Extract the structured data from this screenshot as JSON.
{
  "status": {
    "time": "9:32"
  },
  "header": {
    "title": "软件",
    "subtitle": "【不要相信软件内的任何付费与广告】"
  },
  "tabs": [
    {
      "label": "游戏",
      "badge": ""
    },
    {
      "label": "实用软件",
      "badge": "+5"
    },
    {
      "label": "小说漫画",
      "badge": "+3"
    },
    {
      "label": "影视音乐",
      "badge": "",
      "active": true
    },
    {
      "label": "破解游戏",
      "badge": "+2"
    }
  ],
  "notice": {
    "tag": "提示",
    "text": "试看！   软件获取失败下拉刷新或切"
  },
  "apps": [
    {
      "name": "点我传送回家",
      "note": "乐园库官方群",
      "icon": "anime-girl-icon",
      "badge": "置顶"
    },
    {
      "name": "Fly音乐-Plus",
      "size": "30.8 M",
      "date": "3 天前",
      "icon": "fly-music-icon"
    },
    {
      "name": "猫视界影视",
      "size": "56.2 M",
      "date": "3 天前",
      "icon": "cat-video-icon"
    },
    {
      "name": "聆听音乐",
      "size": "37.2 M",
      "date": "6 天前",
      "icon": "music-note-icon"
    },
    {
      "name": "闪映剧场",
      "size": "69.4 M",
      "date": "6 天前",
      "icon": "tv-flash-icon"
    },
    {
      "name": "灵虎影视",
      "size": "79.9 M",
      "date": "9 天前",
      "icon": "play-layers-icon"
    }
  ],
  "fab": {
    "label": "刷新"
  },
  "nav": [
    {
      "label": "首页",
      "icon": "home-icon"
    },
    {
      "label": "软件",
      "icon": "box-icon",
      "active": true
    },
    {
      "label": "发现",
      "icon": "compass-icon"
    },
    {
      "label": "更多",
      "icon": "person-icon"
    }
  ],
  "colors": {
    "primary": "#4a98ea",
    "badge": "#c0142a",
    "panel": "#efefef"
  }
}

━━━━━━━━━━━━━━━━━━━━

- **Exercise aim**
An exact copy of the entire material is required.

- **Your response**
Extract the structured data from this screenshot as JSON.
{
  "status": {
    "time": "9:32"
  },
  "header": {
    "title": "软件",
    "subtitle": "【不要相信软件内的任何付费与广告】"
  },
  "tabs": [
    {
      "label": "游戏",
      "badge": ""
    },
    {
      "label": "实用软件",
      "badge": "+5"
    },
    {
      "label": "小说漫画",
      "badge": "+3"
    },
    {
      "label": "影视音乐",
      "badge": "",
      "active": true
    },
    {
      "label": "破解游戏",
      "badge": "+2"
    }
  ],
  "notice": {
    "tag": "提示",
    "text": "试看！   软件获取失败下拉刷新或切"
  },
  "apps": [
    {
      "name": "点我传送回家",
      "note": "乐园库官方群",
      "icon": "anime-girl-icon",
      "badge": "置顶"
    },
    {
      "name": "Fly音乐-Plus",
      "size": "30.8 M",
      "date": "3 天前",
      "icon": "fly-music-icon"
    },
    {
      "name": "猫视界影视",
      "size": "56.2 M",
      "date": "3 天前",
      "icon": "cat-video-icon"
    },
    {
      "name": "聆听音乐",
      "size": "37.2 M",
      "date": "6 天前",
      "icon": "music-note-icon"
    },
    {
      "name": "闪映剧场",
      "size": "69.4 M",
      "date": "6 天前",
      "icon": "tv-flash-icon"
    },
    {
      "name": "灵虎影视",
      "size": "79.9 M",
      "date": "9 天前",
      "icon": "play-layers-icon"
    }
  ],
  "fab": {
    "label": "刷新"
  },
  "nav": [
    {
      "label": "首页",
      "icon": "home-icon"
    },
    {
      "label": "软件",
      "icon": "box-icon",
      "active": true
    },
    {
      "label": "发现",
      "icon": "compass-icon"
    },
    {
      "label": "更多",
      "icon": "person-icon"
    }
  ],
  "colors": {
    "primary": "#4a98ea",
    "badge": "#c0142a",
    "panel": "#efefef"
  }
}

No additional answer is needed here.